Key Ways GMO Crops Help Fight Pests and Benefit the Environment
Farmers are an essential component of our modern food chain. Environmental sustainability and food insecurity are critical to all methods of agricultural production–conventional, organic and genetically modified. Farmers use pesticides to stop unwanted predatory insects and invasive weeds from destroying their crops. Just as gardeners deal with caterpillars that can wreak havoc on their fruits and vegetables, farmers manage for a variety of pests that interfere with crop production, reducing yield and increasing costs to the farmer and consumer.
Each GMO crop that exists was developed to address specific challenges farmers face in feeding and fueling a growing world, including better ways to fight pest that may otherwise destroy needed crops, creating compounding issues. Here are three important ways GMOs help to fight pests and reduce the use of pesticides on farmlands and fields.
GMOs Help Reduce Pesticide and Herbicide Applications
GMO crops have contributed to reducing the overall environmental impact of pesticides by 17.3%.1 This is achieved by creating crops that work with current pesticides and herbicides, which reduces the number of times farmers and agricultural operations have to use treatments to manage invasive weeds, bacteria, and insects. Herbicide-tolerant (HT) crops allow farmers to treat fields with pesticides, such as environmentally benign glyphosate, instead of tilling the land and destroying the soil, which leads to less herbicide treatments. Glyphosate is also a broad spectrum herbicide, allowing it to be used instead using different herbicides multiple times throughout the season.
Insect-resistant (IR) crops produce a unique protein, Bacillus thuringiensis (Bt), commonly found in nature (and approved for use in all agriculture, even organic), that kills specific pests. Bt does this by interacting with specific cell receptor found in the guts of pests when they ingest the GMO crop. This receptor doesn’t exist in the guts of humans, animals, nor most insects.
For example, a pest like the European Corn Borer may attack a corn field. When it does, these proteins only affect specific receptors in the gut of certain target pests like the borer, and are harmless to humans, mammals and most non-target insects. As a result, there are fewer insecticides needed to ward off target pests!
That’s why 82% of corn and 88% of cotton grown in the U.S. is genetically modified for insect resistance.2 You may have heard that GMOs have led to farmers using more pesticides. The fact is, GMOs have led to a reduction in overall pesticide use. Here’s how.
Indiana farmer Brian Scott explains that by using Bt crops:
“We won't have to come in during the growing season to make a blanket pesticide treatment across the entire field. This means a sprayer is kept out of the field -- meaning it didn't need fuel to power the sprayer or water to carry the chemical.
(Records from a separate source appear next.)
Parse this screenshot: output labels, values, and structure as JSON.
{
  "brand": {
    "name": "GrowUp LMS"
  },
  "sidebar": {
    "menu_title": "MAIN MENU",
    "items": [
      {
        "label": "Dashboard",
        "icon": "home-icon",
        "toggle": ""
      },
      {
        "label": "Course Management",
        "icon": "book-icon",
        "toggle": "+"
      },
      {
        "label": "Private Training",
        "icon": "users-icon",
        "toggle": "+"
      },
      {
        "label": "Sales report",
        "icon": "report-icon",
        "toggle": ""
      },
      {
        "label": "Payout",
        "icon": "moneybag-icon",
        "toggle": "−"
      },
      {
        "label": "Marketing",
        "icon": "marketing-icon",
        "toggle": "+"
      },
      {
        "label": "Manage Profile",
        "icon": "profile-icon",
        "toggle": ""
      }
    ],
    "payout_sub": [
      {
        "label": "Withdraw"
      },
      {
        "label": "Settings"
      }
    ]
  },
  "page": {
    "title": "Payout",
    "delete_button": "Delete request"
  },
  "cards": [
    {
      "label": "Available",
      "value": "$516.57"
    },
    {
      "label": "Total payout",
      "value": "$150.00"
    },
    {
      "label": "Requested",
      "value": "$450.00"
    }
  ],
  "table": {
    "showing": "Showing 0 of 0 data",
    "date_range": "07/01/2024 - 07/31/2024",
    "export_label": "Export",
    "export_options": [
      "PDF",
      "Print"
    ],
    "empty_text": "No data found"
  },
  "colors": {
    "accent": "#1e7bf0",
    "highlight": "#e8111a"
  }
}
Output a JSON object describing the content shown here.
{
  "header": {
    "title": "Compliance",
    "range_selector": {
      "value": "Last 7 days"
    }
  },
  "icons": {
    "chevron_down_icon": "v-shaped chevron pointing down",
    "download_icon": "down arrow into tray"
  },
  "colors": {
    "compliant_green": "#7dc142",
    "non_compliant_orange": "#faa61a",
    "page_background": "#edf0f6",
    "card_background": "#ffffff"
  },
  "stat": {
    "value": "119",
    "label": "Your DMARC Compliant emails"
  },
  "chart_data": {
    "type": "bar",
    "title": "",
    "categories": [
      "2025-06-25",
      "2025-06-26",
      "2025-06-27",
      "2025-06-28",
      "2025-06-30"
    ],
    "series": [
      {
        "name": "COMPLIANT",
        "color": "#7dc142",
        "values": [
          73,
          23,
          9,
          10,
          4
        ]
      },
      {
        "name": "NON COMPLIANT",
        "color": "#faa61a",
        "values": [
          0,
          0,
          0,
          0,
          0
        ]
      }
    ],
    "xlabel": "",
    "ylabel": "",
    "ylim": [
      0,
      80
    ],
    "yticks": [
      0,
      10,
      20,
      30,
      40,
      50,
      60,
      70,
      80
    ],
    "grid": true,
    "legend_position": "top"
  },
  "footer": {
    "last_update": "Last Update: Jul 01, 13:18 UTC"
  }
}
Fewer passes across a field also mean less soil compaction in the wheel tracks. And don't forget I didn't buy any chemical or pay an application fee to a custom sprayer. Because Bt targets specific pests, we are not spraying insecticide on the beneficial insects in our fields.”
GMO crops increase crop harvests and decrease agricultural land use
GMO seeds are one of the many tools that farmers use to grow the crops needed to feed both local communities and people the world over, while leaving land for populations to actually use and live on. With GMO crops being used to directly combat critical environmental challenges like pests, weather, and disease along with societal concerns such as food waste, farmers are able to achieve better harvests using less land. In 2020 alone, growing the same amount of crops globally without the use of GMO seeds would have required 23.4 million more hectares/57.8 million more acres of land.3 For context, that’s larger than the state of Idaho!
GMO crops foster sustainable farming practices
Conservation tillage (no-till, minimal-till or reduced-till farming) is not unique to GMO agriculture. It is an important component of an integrated pest management (IPM) program that is used by many farmers to help increase soil health and cut down on carbon dioxide (CO2) emissions. Instead of tilling an entire field after harvest, farmers can leave what's left of the crops (like corn stalks) in the field, and then plant seeds directly into that residue during the next planting season (like soybeans).
Humans have been modifying crops for more than ten thousand years using conventional methods (such as crossbreeding) which involve large-scale and imprecise changes. With biotech solutions like genetic modification, researchers can make small, precise and extremely well-known changes to crops for the benefit of humans and the environment.
From More Information, See These Resources